The Indian ‘teeth to tail’ ratio is one of worst among modern militaries. The army has a shortage of officers, and the navy’s force structure falls “woefully short” of the desired level. There are no integrated theatre commands even after Mumbai in 2008. There is no roadmap for indigenous production, expediting decisions, synergy between local producers, foreign suppliers and private sector. It is unlikely that India can emerge as a hegemon in the near future, and primacy in the Indian Ocean is only “aspirational”.
The two-front question is not with Pakistan and China, but the internal and external scenario. The Chinese threat is seen as conventional, and India has no wish to enter an arms race with China. Internally, India confronts a hybrid threat from Indian militants, foreign militants and Pakistani intelligence services. It only recently accepted that its citizens could be home-grown terrorists acting on their own and not for Pakistan, while the decline in violence from Maoists is no permanent victory.

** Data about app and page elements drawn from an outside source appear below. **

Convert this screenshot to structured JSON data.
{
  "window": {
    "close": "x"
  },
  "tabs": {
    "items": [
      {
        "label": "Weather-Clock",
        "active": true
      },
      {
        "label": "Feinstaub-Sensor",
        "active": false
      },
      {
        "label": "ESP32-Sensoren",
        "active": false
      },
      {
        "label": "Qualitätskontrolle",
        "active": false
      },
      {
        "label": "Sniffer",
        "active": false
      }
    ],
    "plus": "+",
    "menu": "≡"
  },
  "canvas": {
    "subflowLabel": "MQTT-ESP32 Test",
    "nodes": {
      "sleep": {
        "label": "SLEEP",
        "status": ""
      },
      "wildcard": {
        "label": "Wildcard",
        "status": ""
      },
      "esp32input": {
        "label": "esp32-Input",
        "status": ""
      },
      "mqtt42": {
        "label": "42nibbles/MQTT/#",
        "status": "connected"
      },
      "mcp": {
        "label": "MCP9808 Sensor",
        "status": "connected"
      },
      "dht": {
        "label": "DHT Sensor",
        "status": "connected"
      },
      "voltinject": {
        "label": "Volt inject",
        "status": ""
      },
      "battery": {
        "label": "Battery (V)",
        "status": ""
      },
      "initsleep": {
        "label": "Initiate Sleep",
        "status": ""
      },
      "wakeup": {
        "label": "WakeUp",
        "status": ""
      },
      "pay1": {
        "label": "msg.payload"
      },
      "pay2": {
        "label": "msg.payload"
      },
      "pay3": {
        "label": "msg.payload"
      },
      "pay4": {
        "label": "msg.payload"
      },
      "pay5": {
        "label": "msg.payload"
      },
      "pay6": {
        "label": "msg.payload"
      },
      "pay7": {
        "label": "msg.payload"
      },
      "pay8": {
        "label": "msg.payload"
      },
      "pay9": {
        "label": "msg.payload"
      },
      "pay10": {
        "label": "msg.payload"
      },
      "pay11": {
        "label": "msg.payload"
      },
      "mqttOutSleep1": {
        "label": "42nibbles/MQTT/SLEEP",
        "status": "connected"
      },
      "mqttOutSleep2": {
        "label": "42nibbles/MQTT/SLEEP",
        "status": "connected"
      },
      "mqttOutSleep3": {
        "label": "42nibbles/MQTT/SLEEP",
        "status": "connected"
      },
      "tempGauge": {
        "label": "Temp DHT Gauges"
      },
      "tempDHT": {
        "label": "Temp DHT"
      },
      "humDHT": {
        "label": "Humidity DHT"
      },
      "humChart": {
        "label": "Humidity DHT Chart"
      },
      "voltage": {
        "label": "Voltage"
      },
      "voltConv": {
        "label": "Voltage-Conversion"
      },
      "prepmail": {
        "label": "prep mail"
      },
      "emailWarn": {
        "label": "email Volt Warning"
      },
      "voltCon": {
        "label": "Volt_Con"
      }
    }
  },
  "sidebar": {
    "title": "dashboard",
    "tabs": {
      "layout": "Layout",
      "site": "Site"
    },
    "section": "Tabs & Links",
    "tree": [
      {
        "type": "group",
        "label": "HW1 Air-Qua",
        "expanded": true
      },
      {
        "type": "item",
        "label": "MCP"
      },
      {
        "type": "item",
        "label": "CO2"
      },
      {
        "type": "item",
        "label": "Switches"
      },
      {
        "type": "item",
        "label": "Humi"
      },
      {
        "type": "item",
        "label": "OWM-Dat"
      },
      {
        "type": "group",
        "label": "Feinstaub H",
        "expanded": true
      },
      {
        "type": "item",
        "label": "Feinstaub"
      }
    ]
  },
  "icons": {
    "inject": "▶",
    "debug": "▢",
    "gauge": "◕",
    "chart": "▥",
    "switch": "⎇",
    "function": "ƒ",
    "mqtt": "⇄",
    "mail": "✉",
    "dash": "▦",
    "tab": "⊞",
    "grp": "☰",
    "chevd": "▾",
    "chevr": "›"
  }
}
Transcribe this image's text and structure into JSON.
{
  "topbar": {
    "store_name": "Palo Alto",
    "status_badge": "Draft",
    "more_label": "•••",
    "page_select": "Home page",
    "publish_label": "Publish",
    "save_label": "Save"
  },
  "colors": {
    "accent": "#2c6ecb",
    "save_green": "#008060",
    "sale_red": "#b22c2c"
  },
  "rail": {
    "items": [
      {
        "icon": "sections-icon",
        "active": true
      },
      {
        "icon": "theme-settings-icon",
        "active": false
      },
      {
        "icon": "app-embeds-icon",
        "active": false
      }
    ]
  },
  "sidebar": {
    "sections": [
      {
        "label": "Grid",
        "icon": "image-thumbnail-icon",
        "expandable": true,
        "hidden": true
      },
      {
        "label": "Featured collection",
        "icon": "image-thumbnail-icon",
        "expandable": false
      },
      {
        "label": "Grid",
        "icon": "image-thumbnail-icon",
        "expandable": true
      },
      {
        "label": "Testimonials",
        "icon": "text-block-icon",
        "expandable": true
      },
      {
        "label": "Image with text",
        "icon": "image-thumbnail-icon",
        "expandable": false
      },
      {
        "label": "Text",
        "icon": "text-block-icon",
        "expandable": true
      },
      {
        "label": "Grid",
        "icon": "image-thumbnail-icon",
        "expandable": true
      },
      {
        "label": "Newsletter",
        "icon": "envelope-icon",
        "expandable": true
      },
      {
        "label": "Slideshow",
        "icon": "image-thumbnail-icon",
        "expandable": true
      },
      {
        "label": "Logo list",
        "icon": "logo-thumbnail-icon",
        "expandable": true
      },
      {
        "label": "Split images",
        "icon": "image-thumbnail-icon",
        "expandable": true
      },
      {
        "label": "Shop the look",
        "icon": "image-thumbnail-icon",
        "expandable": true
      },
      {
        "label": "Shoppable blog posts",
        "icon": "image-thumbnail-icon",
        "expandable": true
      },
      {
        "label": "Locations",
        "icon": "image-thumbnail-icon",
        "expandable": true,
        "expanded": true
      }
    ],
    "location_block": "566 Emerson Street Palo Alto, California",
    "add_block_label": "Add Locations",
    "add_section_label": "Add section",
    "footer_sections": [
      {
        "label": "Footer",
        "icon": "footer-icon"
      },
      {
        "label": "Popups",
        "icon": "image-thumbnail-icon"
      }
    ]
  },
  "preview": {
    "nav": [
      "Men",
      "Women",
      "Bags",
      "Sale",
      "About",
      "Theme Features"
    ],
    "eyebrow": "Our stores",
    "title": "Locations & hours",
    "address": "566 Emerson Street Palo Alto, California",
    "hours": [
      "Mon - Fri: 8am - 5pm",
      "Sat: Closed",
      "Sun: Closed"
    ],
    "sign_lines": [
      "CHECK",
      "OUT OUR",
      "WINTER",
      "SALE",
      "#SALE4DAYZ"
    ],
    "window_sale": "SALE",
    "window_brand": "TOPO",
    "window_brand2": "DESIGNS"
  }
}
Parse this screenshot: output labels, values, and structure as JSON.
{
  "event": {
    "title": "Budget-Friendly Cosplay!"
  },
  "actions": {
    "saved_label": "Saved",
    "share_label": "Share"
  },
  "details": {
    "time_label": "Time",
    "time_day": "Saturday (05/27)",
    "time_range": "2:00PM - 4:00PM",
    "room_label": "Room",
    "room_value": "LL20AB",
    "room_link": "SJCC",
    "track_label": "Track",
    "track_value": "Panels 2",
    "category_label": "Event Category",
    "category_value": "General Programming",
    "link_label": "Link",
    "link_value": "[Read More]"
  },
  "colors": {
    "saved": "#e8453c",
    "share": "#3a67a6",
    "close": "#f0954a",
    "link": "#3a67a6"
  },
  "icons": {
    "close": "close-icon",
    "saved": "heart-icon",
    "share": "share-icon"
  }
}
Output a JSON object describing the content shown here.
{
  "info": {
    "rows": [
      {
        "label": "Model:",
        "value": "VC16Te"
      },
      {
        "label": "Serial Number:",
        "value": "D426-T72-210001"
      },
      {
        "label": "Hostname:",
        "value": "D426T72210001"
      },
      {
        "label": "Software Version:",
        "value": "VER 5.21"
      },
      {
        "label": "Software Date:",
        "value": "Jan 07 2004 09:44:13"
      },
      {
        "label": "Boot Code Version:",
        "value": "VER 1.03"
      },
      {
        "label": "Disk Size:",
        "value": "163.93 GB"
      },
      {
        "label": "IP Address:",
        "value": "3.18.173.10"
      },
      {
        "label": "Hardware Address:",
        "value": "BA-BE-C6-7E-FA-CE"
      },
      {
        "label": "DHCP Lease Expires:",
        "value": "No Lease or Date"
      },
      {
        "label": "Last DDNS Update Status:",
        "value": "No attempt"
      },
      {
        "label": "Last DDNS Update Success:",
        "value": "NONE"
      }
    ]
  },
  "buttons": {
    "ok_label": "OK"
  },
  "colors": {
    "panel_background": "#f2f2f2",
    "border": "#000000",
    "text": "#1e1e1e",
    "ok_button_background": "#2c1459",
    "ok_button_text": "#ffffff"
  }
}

Intelligence agencies have a shortage of appropriate human talent; the police are inadequate structurally and ideologically, class riven and feudalistic. Despite having one of the oldest and largest federal police and paramilitary forces, India is unable to deploy them effectively.
With the second largest standing military force and one of biggest defence budgets, India aims to assert its political and military profile in South Asia and the Indian Ocean. Yet it faces critical shortages; the army may not be able to sustain a full-fledged war for 20 days, ground-based air defence systems are obsolescent and the submarine fleet is depleted. India continues to import 70 percent of requirements at an annual outlay of $8 billion in spite of cumbersome contract procedures. Relations with USA and Europe are growing, with diversification away from Russia, but arms acquisition is ad hoc and vendor-adversarial, and the performance of indigenous manufacturing is “abysmal”. In the 1980s the defence budget- to – GDP ratio was below two percent and will not be significantly different in future. The provision for capital expenditure is usually unspent due to bureaucratic caution and checks and balances which the military view as an “inattentive and ossified civil polity”. Thus procurement becomes “arming without aiming”.
There are few flaws in this book; there is no list of abbreviations despite a plethora of acronyms on every page, and with so many contributions there is some inevitable duplication. But Pant has achieved remarkable success in presenting a highly informed, skilled and comprehensive picture. We are left to sadly conclude that defence reform and modernisation, like the economy, will only happen “incrementally” and in homeopathic doses, which is just not good enough.
Krishnan Srinivasan was Indian Foreign Secretary and Deputy Secretary-General of the Commonwealth. He has published books and regular columns in newspapers and journals on international relations. This review was first published in The Telegraph on 6 May 2016